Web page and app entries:
[Start of section]
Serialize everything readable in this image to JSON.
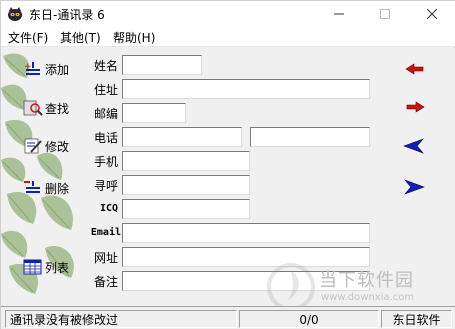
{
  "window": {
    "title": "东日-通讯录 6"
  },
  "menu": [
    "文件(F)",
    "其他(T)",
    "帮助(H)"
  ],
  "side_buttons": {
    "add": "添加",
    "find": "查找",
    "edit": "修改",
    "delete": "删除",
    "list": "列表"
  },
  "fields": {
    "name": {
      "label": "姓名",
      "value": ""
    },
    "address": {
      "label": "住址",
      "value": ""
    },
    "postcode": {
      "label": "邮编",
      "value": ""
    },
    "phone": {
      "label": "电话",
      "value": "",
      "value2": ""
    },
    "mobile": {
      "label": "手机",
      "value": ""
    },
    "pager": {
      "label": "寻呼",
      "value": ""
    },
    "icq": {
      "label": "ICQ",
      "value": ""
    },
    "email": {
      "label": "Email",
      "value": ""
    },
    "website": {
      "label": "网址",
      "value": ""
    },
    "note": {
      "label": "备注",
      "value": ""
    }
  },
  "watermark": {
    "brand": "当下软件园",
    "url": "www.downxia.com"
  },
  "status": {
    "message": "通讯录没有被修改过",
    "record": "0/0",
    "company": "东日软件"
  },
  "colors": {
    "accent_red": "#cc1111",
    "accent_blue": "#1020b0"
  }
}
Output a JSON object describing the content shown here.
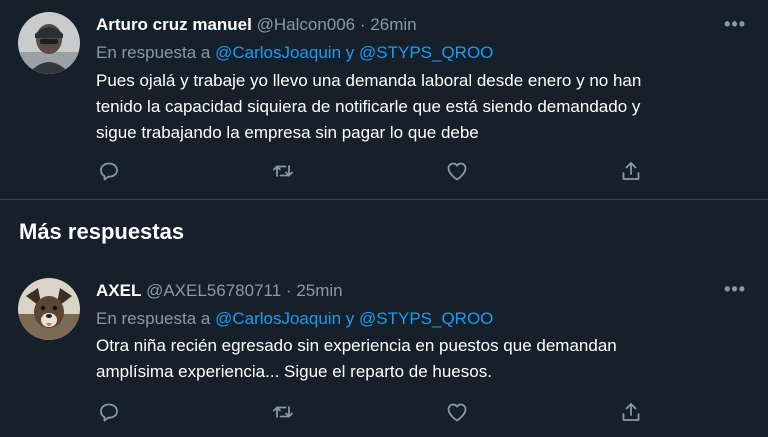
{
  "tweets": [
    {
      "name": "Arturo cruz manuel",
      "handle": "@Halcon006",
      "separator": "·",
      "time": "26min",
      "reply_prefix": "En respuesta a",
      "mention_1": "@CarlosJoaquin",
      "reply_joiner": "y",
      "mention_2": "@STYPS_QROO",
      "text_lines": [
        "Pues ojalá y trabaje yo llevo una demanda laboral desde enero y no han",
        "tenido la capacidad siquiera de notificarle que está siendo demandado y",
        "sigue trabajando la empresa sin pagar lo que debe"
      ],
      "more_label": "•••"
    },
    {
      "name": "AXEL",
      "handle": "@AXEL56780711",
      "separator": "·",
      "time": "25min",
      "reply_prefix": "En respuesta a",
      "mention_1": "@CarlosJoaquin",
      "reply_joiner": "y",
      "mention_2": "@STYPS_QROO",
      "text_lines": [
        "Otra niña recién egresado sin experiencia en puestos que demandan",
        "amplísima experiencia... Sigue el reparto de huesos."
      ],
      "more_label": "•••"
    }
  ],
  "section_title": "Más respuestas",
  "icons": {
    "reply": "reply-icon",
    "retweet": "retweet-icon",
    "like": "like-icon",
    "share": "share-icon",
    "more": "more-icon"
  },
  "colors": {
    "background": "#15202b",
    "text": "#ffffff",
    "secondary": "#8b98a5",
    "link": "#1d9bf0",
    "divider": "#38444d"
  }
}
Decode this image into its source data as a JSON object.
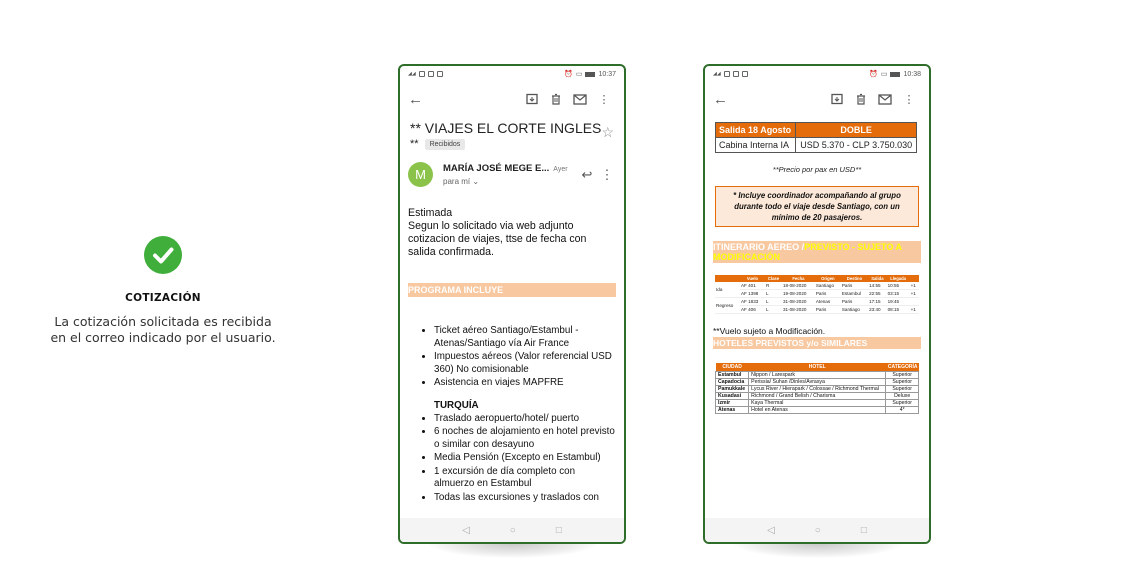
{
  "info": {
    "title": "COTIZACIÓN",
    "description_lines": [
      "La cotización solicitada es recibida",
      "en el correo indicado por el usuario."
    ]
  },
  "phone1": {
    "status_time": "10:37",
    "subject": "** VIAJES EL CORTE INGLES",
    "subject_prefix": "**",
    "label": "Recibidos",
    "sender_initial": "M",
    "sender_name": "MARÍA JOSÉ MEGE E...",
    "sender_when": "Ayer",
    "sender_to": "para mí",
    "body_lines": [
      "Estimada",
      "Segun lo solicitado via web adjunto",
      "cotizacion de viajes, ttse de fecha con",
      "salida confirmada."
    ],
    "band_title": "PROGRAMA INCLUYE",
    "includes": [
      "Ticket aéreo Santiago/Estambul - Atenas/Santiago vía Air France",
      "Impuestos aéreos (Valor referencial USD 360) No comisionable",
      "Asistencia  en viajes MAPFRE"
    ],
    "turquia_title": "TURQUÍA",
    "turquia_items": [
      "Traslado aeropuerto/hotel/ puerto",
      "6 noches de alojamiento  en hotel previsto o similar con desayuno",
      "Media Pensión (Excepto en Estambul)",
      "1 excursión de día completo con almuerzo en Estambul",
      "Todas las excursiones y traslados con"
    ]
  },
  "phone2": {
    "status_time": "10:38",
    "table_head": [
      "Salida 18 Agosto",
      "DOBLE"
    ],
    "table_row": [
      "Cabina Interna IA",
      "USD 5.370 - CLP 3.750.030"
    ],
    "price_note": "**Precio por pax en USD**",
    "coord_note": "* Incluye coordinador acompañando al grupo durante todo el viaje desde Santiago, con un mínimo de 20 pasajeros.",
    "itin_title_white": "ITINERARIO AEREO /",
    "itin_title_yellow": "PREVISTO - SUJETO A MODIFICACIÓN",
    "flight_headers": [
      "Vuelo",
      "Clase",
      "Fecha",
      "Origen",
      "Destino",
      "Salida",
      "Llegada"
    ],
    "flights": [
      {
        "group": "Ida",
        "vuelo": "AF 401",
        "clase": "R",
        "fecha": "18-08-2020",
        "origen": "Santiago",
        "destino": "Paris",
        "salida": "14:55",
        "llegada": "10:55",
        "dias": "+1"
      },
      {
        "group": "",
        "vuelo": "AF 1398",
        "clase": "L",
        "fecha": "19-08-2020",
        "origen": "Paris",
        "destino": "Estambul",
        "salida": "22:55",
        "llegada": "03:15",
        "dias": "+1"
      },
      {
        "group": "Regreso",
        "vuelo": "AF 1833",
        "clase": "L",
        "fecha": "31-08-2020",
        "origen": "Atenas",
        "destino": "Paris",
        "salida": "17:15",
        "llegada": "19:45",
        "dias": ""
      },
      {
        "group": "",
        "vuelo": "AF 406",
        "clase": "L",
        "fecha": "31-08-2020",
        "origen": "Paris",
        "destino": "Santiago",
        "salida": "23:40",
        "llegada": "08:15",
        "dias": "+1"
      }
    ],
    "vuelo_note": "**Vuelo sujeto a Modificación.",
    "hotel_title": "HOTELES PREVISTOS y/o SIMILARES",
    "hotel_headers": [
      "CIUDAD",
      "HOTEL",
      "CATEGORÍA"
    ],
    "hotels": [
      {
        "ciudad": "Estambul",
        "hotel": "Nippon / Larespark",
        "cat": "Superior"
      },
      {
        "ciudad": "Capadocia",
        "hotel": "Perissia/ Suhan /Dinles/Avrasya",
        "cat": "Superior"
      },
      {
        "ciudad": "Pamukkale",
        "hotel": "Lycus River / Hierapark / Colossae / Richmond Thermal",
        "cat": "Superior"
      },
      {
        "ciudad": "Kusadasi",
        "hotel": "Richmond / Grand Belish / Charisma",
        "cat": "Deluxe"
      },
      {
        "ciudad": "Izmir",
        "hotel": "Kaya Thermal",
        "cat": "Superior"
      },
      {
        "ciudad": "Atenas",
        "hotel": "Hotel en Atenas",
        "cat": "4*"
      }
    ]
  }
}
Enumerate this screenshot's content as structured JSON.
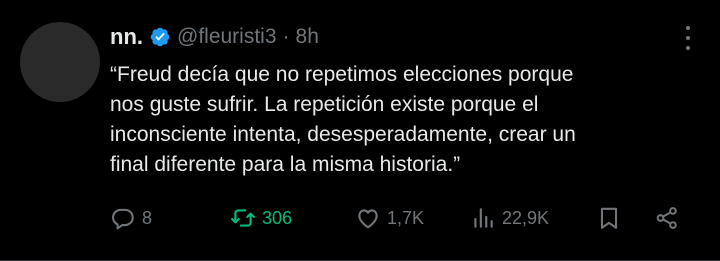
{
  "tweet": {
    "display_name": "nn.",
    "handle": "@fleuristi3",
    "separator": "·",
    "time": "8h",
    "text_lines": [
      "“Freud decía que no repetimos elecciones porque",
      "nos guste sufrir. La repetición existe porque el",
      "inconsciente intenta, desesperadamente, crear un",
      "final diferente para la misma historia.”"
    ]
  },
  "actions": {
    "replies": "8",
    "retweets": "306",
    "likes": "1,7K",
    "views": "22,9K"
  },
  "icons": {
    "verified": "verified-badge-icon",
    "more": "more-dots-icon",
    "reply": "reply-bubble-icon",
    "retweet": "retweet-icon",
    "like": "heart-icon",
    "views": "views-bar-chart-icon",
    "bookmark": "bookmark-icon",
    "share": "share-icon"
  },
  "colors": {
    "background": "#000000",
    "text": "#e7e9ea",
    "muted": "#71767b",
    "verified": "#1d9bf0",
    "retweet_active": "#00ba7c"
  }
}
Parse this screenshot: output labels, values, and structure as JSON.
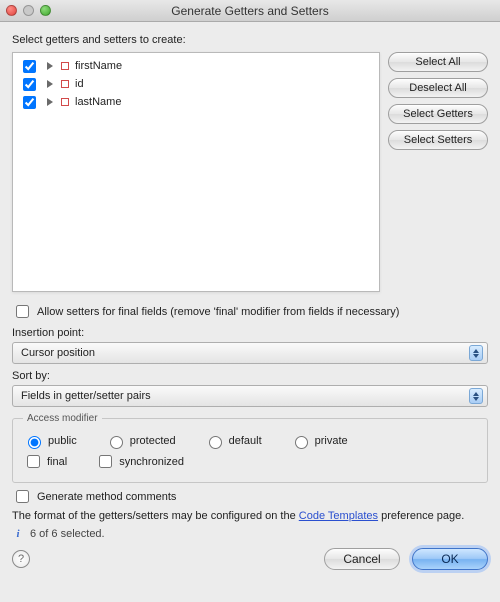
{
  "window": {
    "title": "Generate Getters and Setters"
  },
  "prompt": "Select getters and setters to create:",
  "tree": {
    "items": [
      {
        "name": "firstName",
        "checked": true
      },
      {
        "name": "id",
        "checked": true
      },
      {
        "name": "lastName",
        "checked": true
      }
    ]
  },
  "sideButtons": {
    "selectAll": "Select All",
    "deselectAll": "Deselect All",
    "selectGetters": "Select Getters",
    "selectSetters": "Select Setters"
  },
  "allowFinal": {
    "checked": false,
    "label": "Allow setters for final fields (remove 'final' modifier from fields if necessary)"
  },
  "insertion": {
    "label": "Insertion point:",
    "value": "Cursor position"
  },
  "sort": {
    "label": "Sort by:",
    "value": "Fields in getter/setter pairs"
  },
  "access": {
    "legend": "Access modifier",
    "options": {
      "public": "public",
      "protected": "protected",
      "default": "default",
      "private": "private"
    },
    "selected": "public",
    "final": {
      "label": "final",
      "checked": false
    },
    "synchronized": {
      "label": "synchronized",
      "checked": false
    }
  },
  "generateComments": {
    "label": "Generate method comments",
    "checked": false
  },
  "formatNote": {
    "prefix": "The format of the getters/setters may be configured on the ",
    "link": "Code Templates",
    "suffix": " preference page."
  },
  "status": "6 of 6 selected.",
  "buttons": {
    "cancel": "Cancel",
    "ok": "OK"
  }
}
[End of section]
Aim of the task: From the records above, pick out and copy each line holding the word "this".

Task solution:
Serialize everything readable in this image to JSON.
Decode this image into its source data as a JSON object.
Enumerate this screenshot's content as structured JSON.
Parse this screenshot: output labels, values, and structure as JSON.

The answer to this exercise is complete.